Print the entries that appear below, exactly as written and without their pictures.

| RAW DATA |
##########

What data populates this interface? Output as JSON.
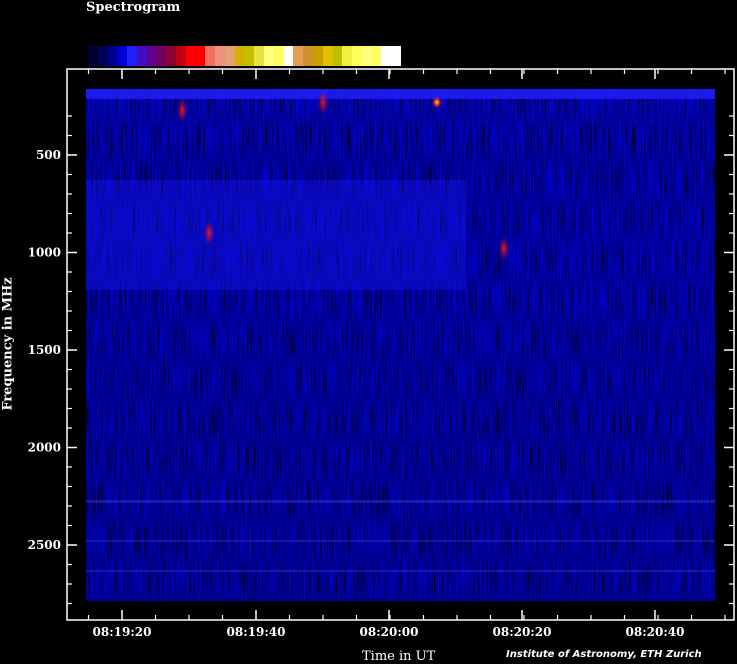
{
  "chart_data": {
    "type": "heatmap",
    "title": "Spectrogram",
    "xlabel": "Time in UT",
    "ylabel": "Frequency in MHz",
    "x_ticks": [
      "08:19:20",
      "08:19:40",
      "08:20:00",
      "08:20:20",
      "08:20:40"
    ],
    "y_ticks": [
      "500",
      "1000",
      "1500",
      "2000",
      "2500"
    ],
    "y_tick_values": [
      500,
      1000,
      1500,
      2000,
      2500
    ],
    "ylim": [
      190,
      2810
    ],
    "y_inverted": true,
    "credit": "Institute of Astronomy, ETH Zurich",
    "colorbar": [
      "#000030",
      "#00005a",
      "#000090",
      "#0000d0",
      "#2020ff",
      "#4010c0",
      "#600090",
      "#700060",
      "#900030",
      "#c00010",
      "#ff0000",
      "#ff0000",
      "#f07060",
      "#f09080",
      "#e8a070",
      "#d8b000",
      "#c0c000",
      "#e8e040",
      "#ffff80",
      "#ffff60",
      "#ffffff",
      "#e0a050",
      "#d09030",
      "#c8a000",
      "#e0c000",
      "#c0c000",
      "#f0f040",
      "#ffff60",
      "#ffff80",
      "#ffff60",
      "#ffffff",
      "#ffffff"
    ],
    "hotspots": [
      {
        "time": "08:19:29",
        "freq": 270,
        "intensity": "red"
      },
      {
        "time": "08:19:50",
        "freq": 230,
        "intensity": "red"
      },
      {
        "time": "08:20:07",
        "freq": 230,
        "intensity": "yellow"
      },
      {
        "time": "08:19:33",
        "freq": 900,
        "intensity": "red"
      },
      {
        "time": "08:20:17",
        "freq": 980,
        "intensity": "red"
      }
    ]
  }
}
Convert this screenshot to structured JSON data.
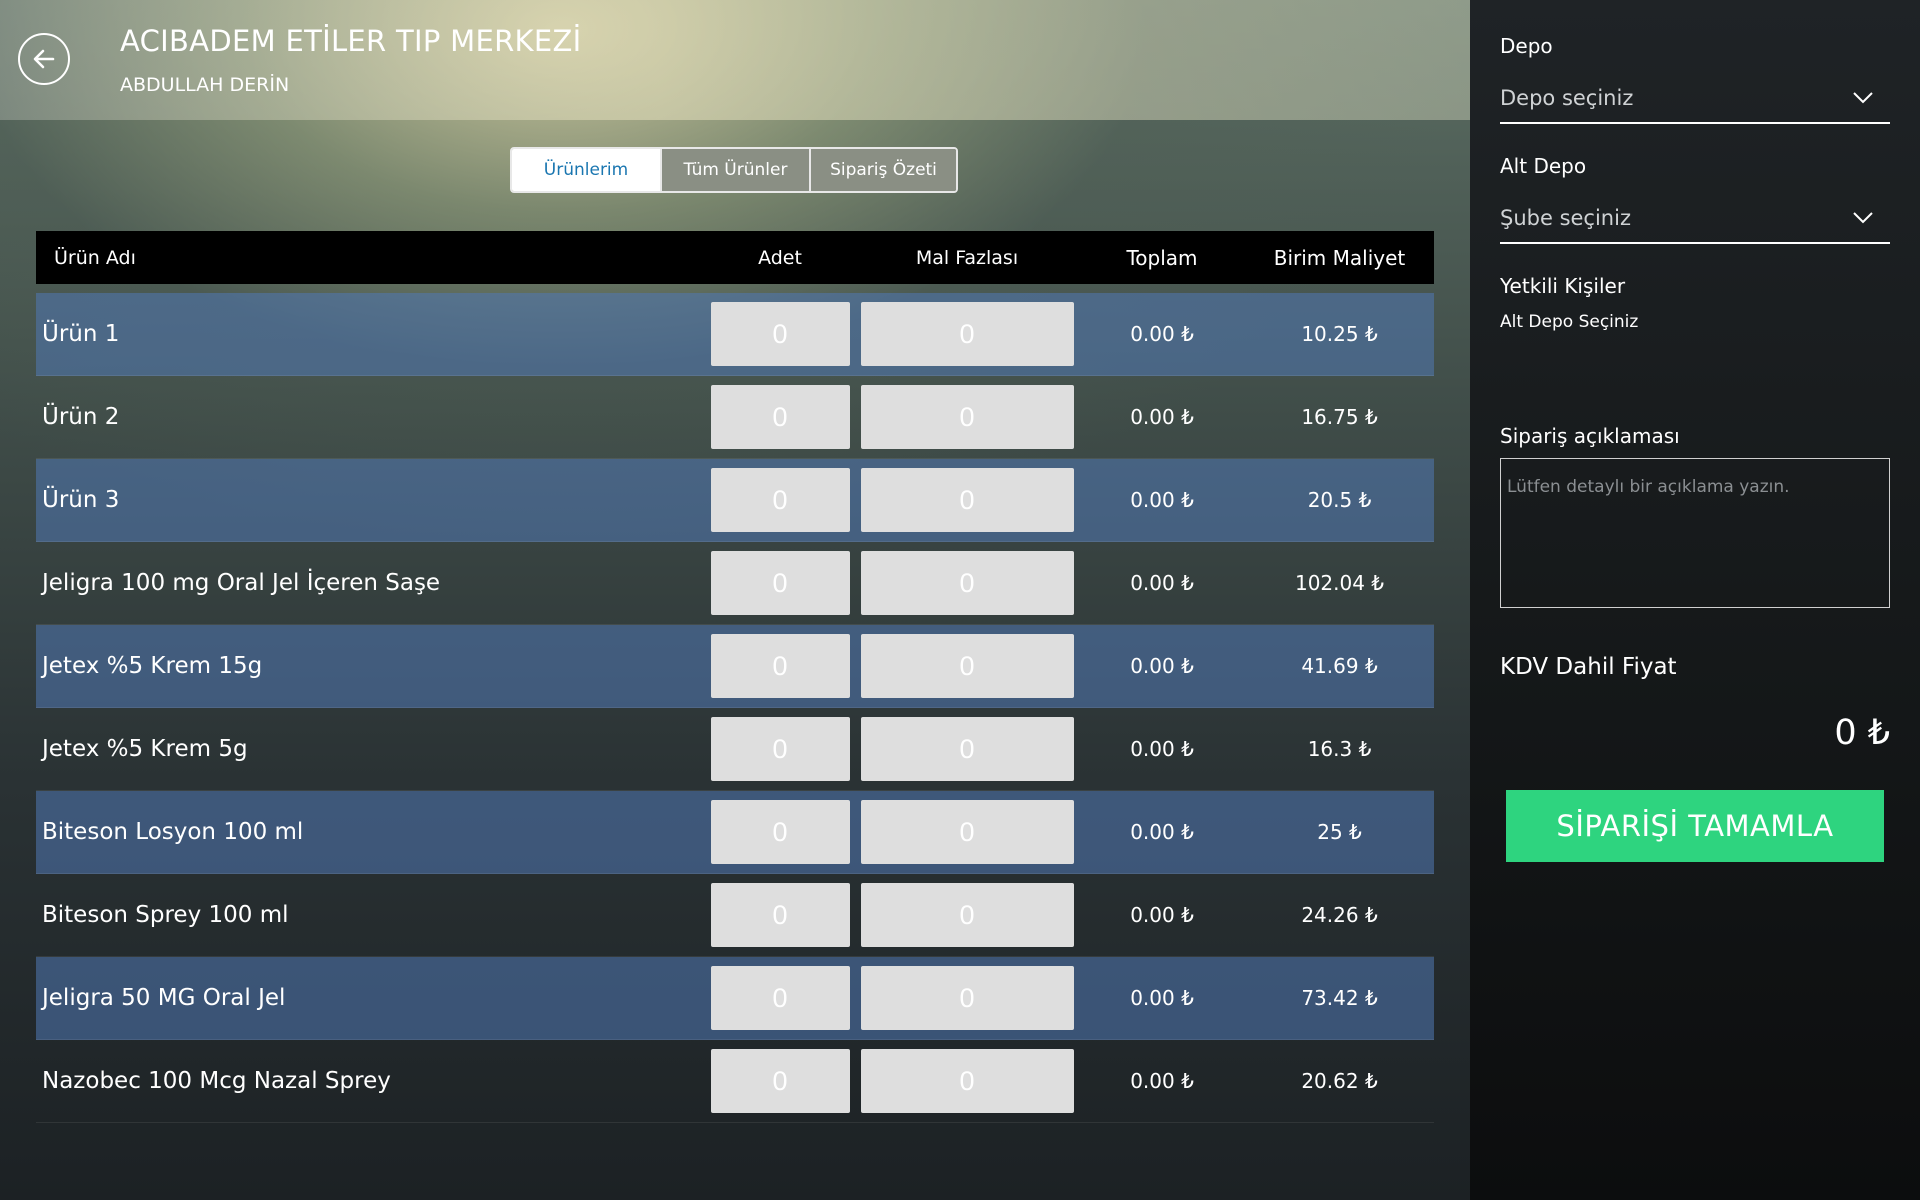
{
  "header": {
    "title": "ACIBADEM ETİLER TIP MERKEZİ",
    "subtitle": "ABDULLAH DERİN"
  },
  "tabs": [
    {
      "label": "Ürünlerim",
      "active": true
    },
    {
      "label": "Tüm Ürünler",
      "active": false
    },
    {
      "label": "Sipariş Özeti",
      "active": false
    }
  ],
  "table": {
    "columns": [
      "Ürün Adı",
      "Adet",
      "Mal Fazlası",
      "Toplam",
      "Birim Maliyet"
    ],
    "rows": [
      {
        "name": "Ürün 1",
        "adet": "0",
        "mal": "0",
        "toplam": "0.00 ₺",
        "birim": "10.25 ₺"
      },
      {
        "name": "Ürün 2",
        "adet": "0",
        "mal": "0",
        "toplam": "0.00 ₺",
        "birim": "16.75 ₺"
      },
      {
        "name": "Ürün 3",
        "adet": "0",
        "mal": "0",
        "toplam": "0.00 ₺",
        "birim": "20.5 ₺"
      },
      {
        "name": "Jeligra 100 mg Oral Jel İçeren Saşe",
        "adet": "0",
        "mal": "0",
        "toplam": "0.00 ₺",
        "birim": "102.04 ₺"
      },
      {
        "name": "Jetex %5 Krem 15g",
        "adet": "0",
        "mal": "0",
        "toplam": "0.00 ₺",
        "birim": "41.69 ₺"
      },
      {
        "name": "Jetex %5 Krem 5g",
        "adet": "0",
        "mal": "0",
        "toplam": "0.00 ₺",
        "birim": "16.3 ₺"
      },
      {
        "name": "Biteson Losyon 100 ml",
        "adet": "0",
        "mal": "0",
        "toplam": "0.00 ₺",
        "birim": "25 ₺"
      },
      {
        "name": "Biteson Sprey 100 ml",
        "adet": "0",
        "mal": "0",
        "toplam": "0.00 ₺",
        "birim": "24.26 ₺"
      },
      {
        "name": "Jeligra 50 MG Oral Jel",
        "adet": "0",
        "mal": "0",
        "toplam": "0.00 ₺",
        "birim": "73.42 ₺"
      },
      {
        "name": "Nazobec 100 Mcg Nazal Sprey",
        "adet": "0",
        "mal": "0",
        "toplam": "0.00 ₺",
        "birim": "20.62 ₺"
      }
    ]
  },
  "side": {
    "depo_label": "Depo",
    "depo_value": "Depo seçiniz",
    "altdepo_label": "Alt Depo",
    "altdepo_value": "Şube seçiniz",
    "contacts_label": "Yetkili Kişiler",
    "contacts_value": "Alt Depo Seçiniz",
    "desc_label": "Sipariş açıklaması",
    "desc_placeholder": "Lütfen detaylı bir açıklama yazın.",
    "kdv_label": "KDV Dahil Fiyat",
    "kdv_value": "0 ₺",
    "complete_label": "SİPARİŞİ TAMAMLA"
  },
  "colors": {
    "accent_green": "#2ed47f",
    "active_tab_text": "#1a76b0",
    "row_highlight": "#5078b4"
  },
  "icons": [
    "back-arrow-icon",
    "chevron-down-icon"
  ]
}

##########

| PROBLEM SOLUTION |
What data populates this interface? Output as JSON.
{
  "chart_data": {
    "type": "heatmap",
    "title": "Spectrogram",
    "xlabel": "Time in UT",
    "ylabel": "Frequency in MHz",
    "x_ticks": [
      "08:19:20",
      "08:19:40",
      "08:20:00",
      "08:20:20",
      "08:20:40"
    ],
    "y_ticks": [
      "500",
      "1000",
      "1500",
      "2000",
      "2500"
    ],
    "y_tick_values": [
      500,
      1000,
      1500,
      2000,
      2500
    ],
    "ylim": [
      190,
      2810
    ],
    "y_inverted": true,
    "credit": "Institute of Astronomy, ETH Zurich",
    "colorbar": [
      "#000030",
      "#00005a",
      "#000090",
      "#0000d0",
      "#2020ff",
      "#4010c0",
      "#600090",
      "#700060",
      "#900030",
      "#c00010",
      "#ff0000",
      "#ff0000",
      "#f07060",
      "#f09080",
      "#e8a070",
      "#d8b000",
      "#c0c000",
      "#e8e040",
      "#ffff80",
      "#ffff60",
      "#ffffff",
      "#e0a050",
      "#d09030",
      "#c8a000",
      "#e0c000",
      "#c0c000",
      "#f0f040",
      "#ffff60",
      "#ffff80",
      "#ffff60",
      "#ffffff",
      "#ffffff"
    ],
    "hotspots": [
      {
        "time": "08:19:29",
        "freq": 270,
        "intensity": "red"
      },
      {
        "time": "08:19:50",
        "freq": 230,
        "intensity": "red"
      },
      {
        "time": "08:20:07",
        "freq": 230,
        "intensity": "yellow"
      },
      {
        "time": "08:19:33",
        "freq": 900,
        "intensity": "red"
      },
      {
        "time": "08:20:17",
        "freq": 980,
        "intensity": "red"
      }
    ]
  }
}
Convert this screenshot to structured JSON data.
{
  "header": {
    "title": "ACIBADEM ETİLER TIP MERKEZİ",
    "subtitle": "ABDULLAH DERİN"
  },
  "tabs": [
    {
      "label": "Ürünlerim",
      "active": true
    },
    {
      "label": "Tüm Ürünler",
      "active": false
    },
    {
      "label": "Sipariş Özeti",
      "active": false
    }
  ],
  "table": {
    "columns": [
      "Ürün Adı",
      "Adet",
      "Mal Fazlası",
      "Toplam",
      "Birim Maliyet"
    ],
    "rows": [
      {
        "name": "Ürün 1",
        "adet": "0",
        "mal": "0",
        "toplam": "0.00 ₺",
        "birim": "10.25 ₺"
      },
      {
        "name": "Ürün 2",
        "adet": "0",
        "mal": "0",
        "toplam": "0.00 ₺",
        "birim": "16.75 ₺"
      },
      {
        "name": "Ürün 3",
        "adet": "0",
        "mal": "0",
        "toplam": "0.00 ₺",
        "birim": "20.5 ₺"
      },
      {
        "name": "Jeligra 100 mg Oral Jel İçeren Saşe",
        "adet": "0",
        "mal": "0",
        "toplam": "0.00 ₺",
        "birim": "102.04 ₺"
      },
      {
        "name": "Jetex %5 Krem 15g",
        "adet": "0",
        "mal": "0",
        "toplam": "0.00 ₺",
        "birim": "41.69 ₺"
      },
      {
        "name": "Jetex %5 Krem 5g",
        "adet": "0",
        "mal": "0",
        "toplam": "0.00 ₺",
        "birim": "16.3 ₺"
      },
      {
        "name": "Biteson Losyon 100 ml",
        "adet": "0",
        "mal": "0",
        "toplam": "0.00 ₺",
        "birim": "25 ₺"
      },
      {
        "name": "Biteson Sprey 100 ml",
        "adet": "0",
        "mal": "0",
        "toplam": "0.00 ₺",
        "birim": "24.26 ₺"
      },
      {
        "name": "Jeligra 50 MG Oral Jel",
        "adet": "0",
        "mal": "0",
        "toplam": "0.00 ₺",
        "birim": "73.42 ₺"
      },
      {
        "name": "Nazobec 100 Mcg Nazal Sprey",
        "adet": "0",
        "mal": "0",
        "toplam": "0.00 ₺",
        "birim": "20.62 ₺"
      }
    ]
  },
  "side": {
    "depo_label": "Depo",
    "depo_value": "Depo seçiniz",
    "altdepo_label": "Alt Depo",
    "altdepo_value": "Şube seçiniz",
    "contacts_label": "Yetkili Kişiler",
    "contacts_value": "Alt Depo Seçiniz",
    "desc_label": "Sipariş açıklaması",
    "desc_placeholder": "Lütfen detaylı bir açıklama yazın.",
    "kdv_label": "KDV Dahil Fiyat",
    "kdv_value": "0 ₺",
    "complete_label": "SİPARİŞİ TAMAMLA"
  },
  "colors": {
    "accent_green": "#2ed47f",
    "active_tab_text": "#1a76b0",
    "row_highlight": "#5078b4"
  },
  "icons": [
    "back-arrow-icon",
    "chevron-down-icon"
  ]
}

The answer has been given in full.